The Great American Smoke Out is an annual event run by the American Cancer Society on the third Thursday of November that encourages smokers to quit or make a plan to quit.
By raising awareness of the negative health effects of smoking and by promoting stop smoking resources there have been many changes since the 1970s when this event first began, according to the Monroe County Health Department. Smoking has been banned in workplaces and restaurants, taxes on cigarettes have increased, cigarette advertisements have decreased, teens are discouraged from using cigarettes and the attitude toward smoking has changed.
Despite these efforts, the American Cancer Society reports that one in five American adults still smokes cigarettes. In Monroe County, about 17 percent of adults continue to smoke.
The health department says tobacco use is the largest preventable cause of disease and death in the world. It is estimated that 32 percent of cancer deaths are caused by smoking, a statistic that doesn’t include second-hand smoke. Additionally, 80 percent of all lung cancer deaths are due to smoking. Besides cancer, smoke damage to the lungs can lead to chronic obstructive pulmonary disease. Smoking also damages the heart and blood vessels, which leads to an increased risk for heart disease and stroke.
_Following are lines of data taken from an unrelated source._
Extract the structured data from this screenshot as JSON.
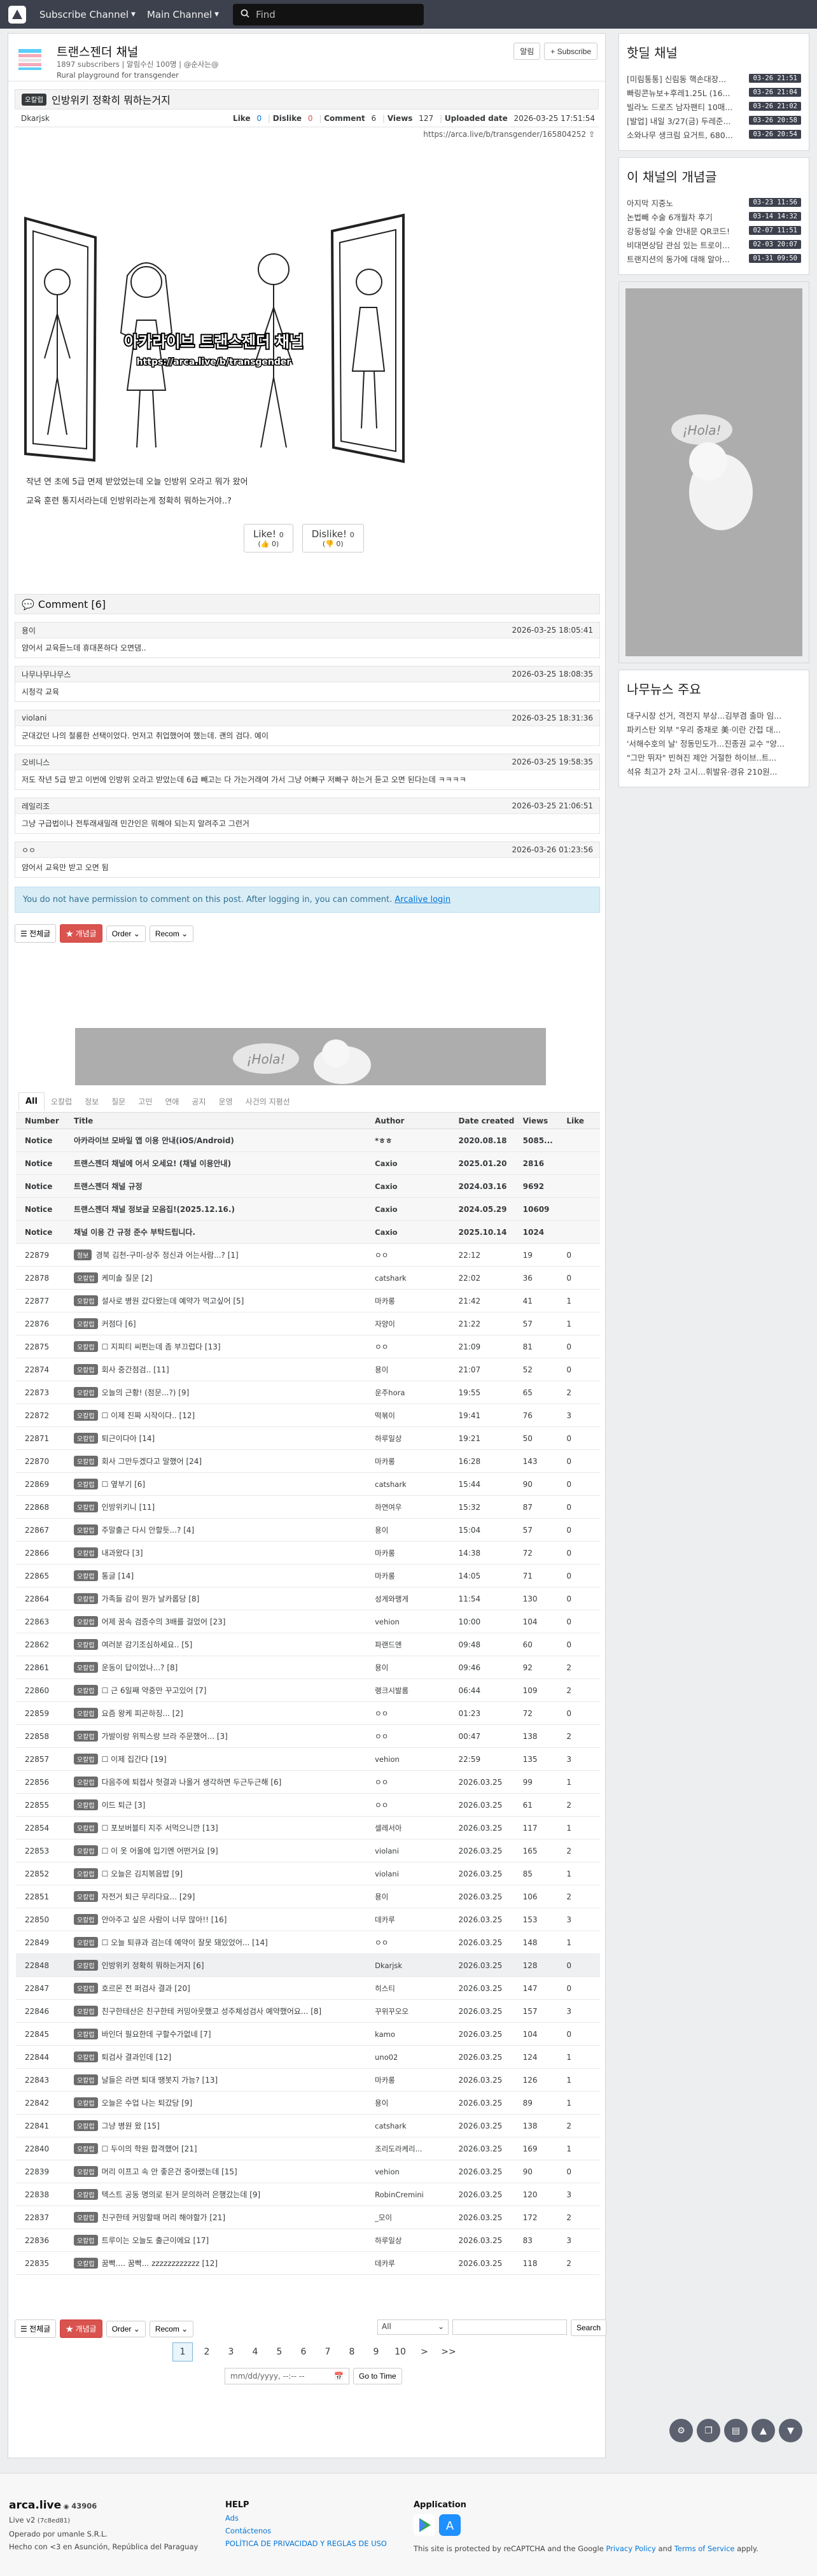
{
  "nav": {
    "subscribe_channel": "Subscribe Channel",
    "main_channel": "Main Channel",
    "search_placeholder": "Find"
  },
  "channel": {
    "name": "트랜스젠더 채널",
    "meta": "1897 subscribers | 알림수신 100명 | @순사는@",
    "desc": "Rural playground for transgender",
    "alarm_label": "알림",
    "subscribe_label": "+ Subscribe"
  },
  "article": {
    "category": "오칼럽",
    "title": "인방위키 정확히 뭐하는거지",
    "author": "Dkarjsk",
    "like_label": "Like",
    "like": "0",
    "dislike_label": "Dislike",
    "dislike": "0",
    "comment_label": "Comment",
    "comment": "6",
    "views_label": "Views",
    "views": "127",
    "uploaded_label": "Uploaded date",
    "uploaded": "2026-03-25 17:51:54",
    "url": "https://arca.live/b/transgender/165804252",
    "body_line1": "작년 연 초에 5급 면제 받았었는데 오늘 인방위 오라고 뭐가 왔어",
    "body_line2": "교육 훈련 통지서라는데 인방위라는게 정확히 뭐하는거야..?",
    "like_btn": "Like!",
    "like_btn_count": "0",
    "like_btn_sub": "0",
    "dislike_btn": "Dislike!",
    "dislike_btn_count": "0",
    "dislike_btn_sub": "0",
    "comic_caption_1": "아카라이브 트랜스젠더 채널",
    "comic_caption_2": "https://arca.live/b/transgender"
  },
  "comments": {
    "header": "Comment [6]",
    "items": [
      {
        "author": "용이",
        "date": "2026-03-25 18:05:41",
        "text": "얌어서 교육듣느데 휴대폰하다 오면댐.."
      },
      {
        "author": "나무나무나무스",
        "date": "2026-03-25 18:08:35",
        "text": "시청각 교육"
      },
      {
        "author": "violani",
        "date": "2026-03-25 18:31:36",
        "text": "군대갔던 나의 철룡한 선택이었다. 먼저고 취업했어여 했는데. 괜의 검다. 예이"
      },
      {
        "author": "오비니스",
        "date": "2026-03-25 19:58:35",
        "text": "저도 작년 5급 받고 이번에 인방위 오라고 받았는데 6급 빼고는 다 가는거래여 가서 그냥 어빠구 저빠구 하는거 듣고 오면 된다는데 ㅋㅋㅋㅋ"
      },
      {
        "author": "레일리조",
        "date": "2026-03-25 21:06:51",
        "text": "그냥 구급법이나 전투래새밀래 민간인은 뭐해야 되는지 알려주고 그런거"
      },
      {
        "author": "ㅇㅇ",
        "date": "2026-03-26 01:23:56",
        "text": "얌어서 교육만 받고 오면 됨"
      }
    ],
    "notice_text": "You do not have permission to comment on this post. After logging in, you can comment.",
    "login_link": "Arcalive login"
  },
  "toolbar": {
    "all": "전체글",
    "best": "개념글",
    "order": "Order",
    "recom": "Recom"
  },
  "tabs": [
    "All",
    "오칼럽",
    "정보",
    "질문",
    "고민",
    "연애",
    "공지",
    "운영",
    "사건의 지평선"
  ],
  "board": {
    "headers": [
      "Number",
      "Title",
      "Author",
      "Date created",
      "Views",
      "Like"
    ],
    "notices": [
      {
        "num": "Notice",
        "title": "아카라이브 모바일 앱 이용 안내(iOS/Android)",
        "author": "*ㅎㅎ",
        "date": "2020.08.18",
        "views": "5085...",
        "like": ""
      },
      {
        "num": "Notice",
        "title": "트랜스젠더 채널에 어서 오세요! (채널 이용안내)",
        "author": "Caxio",
        "date": "2025.01.20",
        "views": "2816",
        "like": ""
      },
      {
        "num": "Notice",
        "title": "트랜스젠더 채널 규정",
        "author": "Caxio",
        "date": "2024.03.16",
        "views": "9692",
        "like": ""
      },
      {
        "num": "Notice",
        "title": "트랜스젠더 채널 정보글 모음집!(2025.12.16.)",
        "author": "Caxio",
        "date": "2024.05.29",
        "views": "10609",
        "like": ""
      },
      {
        "num": "Notice",
        "title": "채널 이용 간 규정 준수 부탁드립니다.",
        "author": "Caxio",
        "date": "2025.10.14",
        "views": "1024",
        "like": ""
      }
    ],
    "rows": [
      {
        "num": "22879",
        "cat": "정보",
        "title": "경북 김천-구미-상주 정신과 어는사람...? [1]",
        "author": "ㅇㅇ",
        "date": "22:12",
        "views": "19",
        "like": "0"
      },
      {
        "num": "22878",
        "cat": "오칼럽",
        "title": "케미솔 질문 [2]",
        "author": "catshark",
        "date": "22:02",
        "views": "36",
        "like": "0"
      },
      {
        "num": "22877",
        "cat": "오칼럽",
        "title": "설사로 병원 갔다왔는데 예약가 먹고싶어 [5]",
        "author": "마카롱",
        "date": "21:42",
        "views": "41",
        "like": "1"
      },
      {
        "num": "22876",
        "cat": "오칼럽",
        "title": "커점다 [6]",
        "author": "자양이",
        "date": "21:22",
        "views": "57",
        "like": "1"
      },
      {
        "num": "22875",
        "cat": "오칼럽",
        "title": "☐ 지피티 씨펀는데 좀 부끄럽다 [13]",
        "author": "ㅇㅇ",
        "date": "21:09",
        "views": "81",
        "like": "0"
      },
      {
        "num": "22874",
        "cat": "오칼럽",
        "title": "회사 중간점검.. [11]",
        "author": "용이",
        "date": "21:07",
        "views": "52",
        "like": "0"
      },
      {
        "num": "22873",
        "cat": "오칼럽",
        "title": "오늘의 근황! (점문...?) [9]",
        "author": "운주hora",
        "date": "19:55",
        "views": "65",
        "like": "2"
      },
      {
        "num": "22872",
        "cat": "오칼럽",
        "title": "☐ 이제 진짜 시작이다.. [12]",
        "author": "떡볶이",
        "date": "19:41",
        "views": "76",
        "like": "3"
      },
      {
        "num": "22871",
        "cat": "오칼럽",
        "title": "퇴근이다아 [14]",
        "author": "하루일상",
        "date": "19:21",
        "views": "50",
        "like": "0"
      },
      {
        "num": "22870",
        "cat": "오칼럽",
        "title": "회사 그만두겠다고 말했어 [24]",
        "author": "마카롱",
        "date": "16:28",
        "views": "143",
        "like": "0"
      },
      {
        "num": "22869",
        "cat": "오칼럽",
        "title": "☐ 옆부기 [6]",
        "author": "catshark",
        "date": "15:44",
        "views": "90",
        "like": "0"
      },
      {
        "num": "22868",
        "cat": "오칼럽",
        "title": "인방위키니 [11]",
        "author": "하연여우",
        "date": "15:32",
        "views": "87",
        "like": "0"
      },
      {
        "num": "22867",
        "cat": "오칼럽",
        "title": "주말출근 다시 안할듯...? [4]",
        "author": "용이",
        "date": "15:04",
        "views": "57",
        "like": "0"
      },
      {
        "num": "22866",
        "cat": "오칼럽",
        "title": "내과왔다 [3]",
        "author": "마카롱",
        "date": "14:38",
        "views": "72",
        "like": "0"
      },
      {
        "num": "22865",
        "cat": "오칼럽",
        "title": "통글 [14]",
        "author": "마카롱",
        "date": "14:05",
        "views": "71",
        "like": "0"
      },
      {
        "num": "22864",
        "cat": "오칼럽",
        "title": "가족들 감이 뭔가 날카롭당 [8]",
        "author": "성게와맹게",
        "date": "11:54",
        "views": "130",
        "like": "0"
      },
      {
        "num": "22863",
        "cat": "오칼럽",
        "title": "어제 꿈속 검증수의 3배를 걸었어 [23]",
        "author": "vehion",
        "date": "10:00",
        "views": "104",
        "like": "0"
      },
      {
        "num": "22862",
        "cat": "오칼럽",
        "title": "여러분 감기조심하세요.. [5]",
        "author": "파랜드앤",
        "date": "09:48",
        "views": "60",
        "like": "0"
      },
      {
        "num": "22861",
        "cat": "오칼럽",
        "title": "운동이 답이었나...? [8]",
        "author": "용이",
        "date": "09:46",
        "views": "92",
        "like": "2"
      },
      {
        "num": "22860",
        "cat": "오칼럽",
        "title": "☐ 근 6일째 약중만 꾸고있어 [7]",
        "author": "랭크시발롬",
        "date": "06:44",
        "views": "109",
        "like": "2"
      },
      {
        "num": "22859",
        "cat": "오칼럽",
        "title": "요즘 왕케 피곤하징... [2]",
        "author": "ㅇㅇ",
        "date": "01:23",
        "views": "72",
        "like": "0"
      },
      {
        "num": "22858",
        "cat": "오칼럽",
        "title": "가발이랑 위픽스랑 브라 주문했어... [3]",
        "author": "ㅇㅇ",
        "date": "00:47",
        "views": "138",
        "like": "2"
      },
      {
        "num": "22857",
        "cat": "오칼럽",
        "title": "☐ 이제 집간다 [19]",
        "author": "vehion",
        "date": "22:59",
        "views": "135",
        "like": "3"
      },
      {
        "num": "22856",
        "cat": "오칼럽",
        "title": "다음주에 퇴접사 헛결과 나올거 생각하면 두근두근해 [6]",
        "author": "ㅇㅇ",
        "date": "2026.03.25",
        "views": "99",
        "like": "1"
      },
      {
        "num": "22855",
        "cat": "오칼럽",
        "title": "이드 퇴근 [3]",
        "author": "ㅇㅇ",
        "date": "2026.03.25",
        "views": "61",
        "like": "2"
      },
      {
        "num": "22854",
        "cat": "오칼럽",
        "title": "☐ 포보버블티 지주 서먹으니깐 [13]",
        "author": "셀레서아",
        "date": "2026.03.25",
        "views": "117",
        "like": "1"
      },
      {
        "num": "22853",
        "cat": "오칼럽",
        "title": "☐ 이 옷 어울에 입기엔 어떤거요 [9]",
        "author": "violani",
        "date": "2026.03.25",
        "views": "165",
        "like": "2"
      },
      {
        "num": "22852",
        "cat": "오칼럽",
        "title": "☐ 오늘은 김치볶음밥 [9]",
        "author": "violani",
        "date": "2026.03.25",
        "views": "85",
        "like": "1"
      },
      {
        "num": "22851",
        "cat": "오칼럽",
        "title": "자전거 퇴근 무리다요... [29]",
        "author": "용이",
        "date": "2026.03.25",
        "views": "106",
        "like": "2"
      },
      {
        "num": "22850",
        "cat": "오칼럽",
        "title": "안아주고 싶은 사람이 너무 많아!! [16]",
        "author": "데카루",
        "date": "2026.03.25",
        "views": "153",
        "like": "3"
      },
      {
        "num": "22849",
        "cat": "오칼럽",
        "title": "☐ 오늘 퇴큐과 검는데 예약이 잘못 돼있었어... [14]",
        "author": "ㅇㅇ",
        "date": "2026.03.25",
        "views": "148",
        "like": "1"
      },
      {
        "num": "22848",
        "cat": "오칼럽",
        "title": "인방위키 정확히 뭐하는거지 [6]",
        "author": "Dkarjsk",
        "date": "2026.03.25",
        "views": "128",
        "like": "0",
        "hl": true
      },
      {
        "num": "22847",
        "cat": "오칼럽",
        "title": "호르몬 전 퍼검사 결과 [20]",
        "author": "히스티",
        "date": "2026.03.25",
        "views": "147",
        "like": "0"
      },
      {
        "num": "22846",
        "cat": "오칼럽",
        "title": "친구한테산은 친구한테 커밍아웃했고 성주체성검사 예약했어요... [8]",
        "author": "꾸위꾸오오",
        "date": "2026.03.25",
        "views": "157",
        "like": "3"
      },
      {
        "num": "22845",
        "cat": "오칼럽",
        "title": "바인더 필요한데 구할수가없네 [7]",
        "author": "kamo",
        "date": "2026.03.25",
        "views": "104",
        "like": "0"
      },
      {
        "num": "22844",
        "cat": "오칼럽",
        "title": "퇴검사 결과인데 [12]",
        "author": "uno02",
        "date": "2026.03.25",
        "views": "124",
        "like": "1"
      },
      {
        "num": "22843",
        "cat": "오칼럽",
        "title": "날들은 라면 퇴대 땡봇지 가능? [13]",
        "author": "마카롱",
        "date": "2026.03.25",
        "views": "126",
        "like": "1"
      },
      {
        "num": "22842",
        "cat": "오칼럽",
        "title": "오늘은 수업 나는 퇴갔당 [9]",
        "author": "용이",
        "date": "2026.03.25",
        "views": "89",
        "like": "1"
      },
      {
        "num": "22841",
        "cat": "오칼럽",
        "title": "그냥 병원 왔 [15]",
        "author": "catshark",
        "date": "2026.03.25",
        "views": "138",
        "like": "2"
      },
      {
        "num": "22840",
        "cat": "오칼럽",
        "title": "☐ 두이의 학원 합격했어 [21]",
        "author": "조리도라케리...",
        "date": "2026.03.25",
        "views": "169",
        "like": "1"
      },
      {
        "num": "22839",
        "cat": "오칼럽",
        "title": "머리 이프고 속 안 좋은건 중아랬는데 [15]",
        "author": "vehion",
        "date": "2026.03.25",
        "views": "90",
        "like": "0"
      },
      {
        "num": "22838",
        "cat": "오칼럽",
        "title": "텍스트 공동 명의로 된거 문의하러 은행갔는데 [9]",
        "author": "RobinCremini",
        "date": "2026.03.25",
        "views": "120",
        "like": "3"
      },
      {
        "num": "22837",
        "cat": "오칼럽",
        "title": "친구한테 커밍할때 머리 해야할가 [21]",
        "author": "_모이",
        "date": "2026.03.25",
        "views": "172",
        "like": "2"
      },
      {
        "num": "22836",
        "cat": "오칼럽",
        "title": "트루이는 오늘도 출근이에요 [17]",
        "author": "하루일상",
        "date": "2026.03.25",
        "views": "83",
        "like": "3"
      },
      {
        "num": "22835",
        "cat": "오칼럽",
        "title": "꿈빡.... 꿈빡... zzzzzzzzzzzz [12]",
        "author": "데카루",
        "date": "2026.03.25",
        "views": "118",
        "like": "2"
      }
    ]
  },
  "search": {
    "scope": "All",
    "button": "Search"
  },
  "pagination": {
    "pages": [
      "1",
      "2",
      "3",
      "4",
      "5",
      "6",
      "7",
      "8",
      "9",
      "10"
    ],
    "current": "1",
    "next": ">",
    "last": ">>"
  },
  "goto": {
    "placeholder": "mm/dd/yyyy, --:-- --",
    "button": "Go to Time"
  },
  "sidebar": {
    "hot_title": "핫딜 채널",
    "hot_items": [
      {
        "title": "[미림통통] 신림동 핵손대장...",
        "time": "03-26 21:51"
      },
      {
        "title": "빠링콘뉴보+후레1.25L (16...",
        "time": "03-26 21:04"
      },
      {
        "title": "빌라노 드로즈 남자팬티 10매...",
        "time": "03-26 21:02"
      },
      {
        "title": "[발업] 내일 3/27(금) 두레준...",
        "time": "03-26 20:58"
      },
      {
        "title": "소와나무 생크림 요거트, 680...",
        "time": "03-26 20:54"
      }
    ],
    "concept_title": "이 채널의 개념글",
    "concept_items": [
      {
        "title": "아지막 지중노",
        "time": "03-23 11:56"
      },
      {
        "title": "논법빼 수술 6개월차 후기",
        "time": "03-14 14:32"
      },
      {
        "title": "강동성일 수술 안내문 QR코드!",
        "time": "02-07 11:51"
      },
      {
        "title": "비대면상담 관심 있는 트로이...",
        "time": "02-03 20:07"
      },
      {
        "title": "트랜지션의 동가에 대해 알아...",
        "time": "01-31 09:50"
      }
    ],
    "news_title": "나무뉴스 주요",
    "news_items": [
      "대구시장 선거, 격전지 부상...김부겸 출마 임...",
      "파키스탄 외부 \"우리 중재로 美·이란 간접 대...",
      "'서해수호의 날' 정동민도가...진종권 교수 \"양...",
      "\"그만 뛰자\" 빈혀진 제안 거절한 하이브..트...",
      "석유 최고가 2차 고시...휘발유·경유 210원..."
    ],
    "ad_text": "¡Hola!"
  },
  "footer": {
    "brand": "arca.live",
    "online": "43906",
    "version": "Live v2",
    "version_hash": "(7c8ed81)",
    "operated": "Operado por umanle S.R.L.",
    "hecho": "Hecho con <3 en Asunción, República del Paraguay",
    "help_title": "HELP",
    "help_links": [
      "Ads",
      "Contáctenos",
      "POLÍTICA DE PRIVACIDAD Y REGLAS DE USO"
    ],
    "app_title": "Application",
    "recaptcha": "This site is protected by reCAPTCHA and the Google",
    "privacy": "Privacy Policy",
    "and": "and",
    "terms": "Terms of Service",
    "apply": "apply."
  }
}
The health department offered the following tips to help quit smoking:
Create a plan to quit smoking, and once the decision to quit is made, pick a specific day to start.
Talk to a doctor about ways to quit, such as nicotine replacement therapy, prescription drugs or other methods.
Find support. Whether it’s family, friends, stop-smoking groups, online quit groups, counseling, self-help books or pamphlets, any help and encouragement will enable smokers to quit for good. Only about four to seven percent of people are able to quit without the help of medicine, programs or support.
When quit day arrives, do not smoke at all.
Avoid others who are smoking or situations where you feel a strong urge to smoke.
Because smoking is such a strong habit, following normal routines may trigger cravings. Try changing the daily routine to lessen these cravings. For example, eating meals in a different place, trying different foods or taking different routes to work are ways to mix things up.
When craving a cigarette, take deep breaths, sip water slowly, do something active to occupy the mind or change activities.
While quitting is hard, there are resources available to help those addicted to nicotine succeed. The Wisconsin Tobacco Quit Line is a free service sponsored by the Wisconsin Department of Health Services that helps people quit vaping, smoking or other tobacco use. Call 800-784-8669 to talk to a coach about quitting.
For more information about the Great American Smoke Out or for more resources to quit, visit https://www.cancer.org/healthy/stay-away-from-tobacco/great-american-smokeout/history-of-the-great-american-smokeout.html.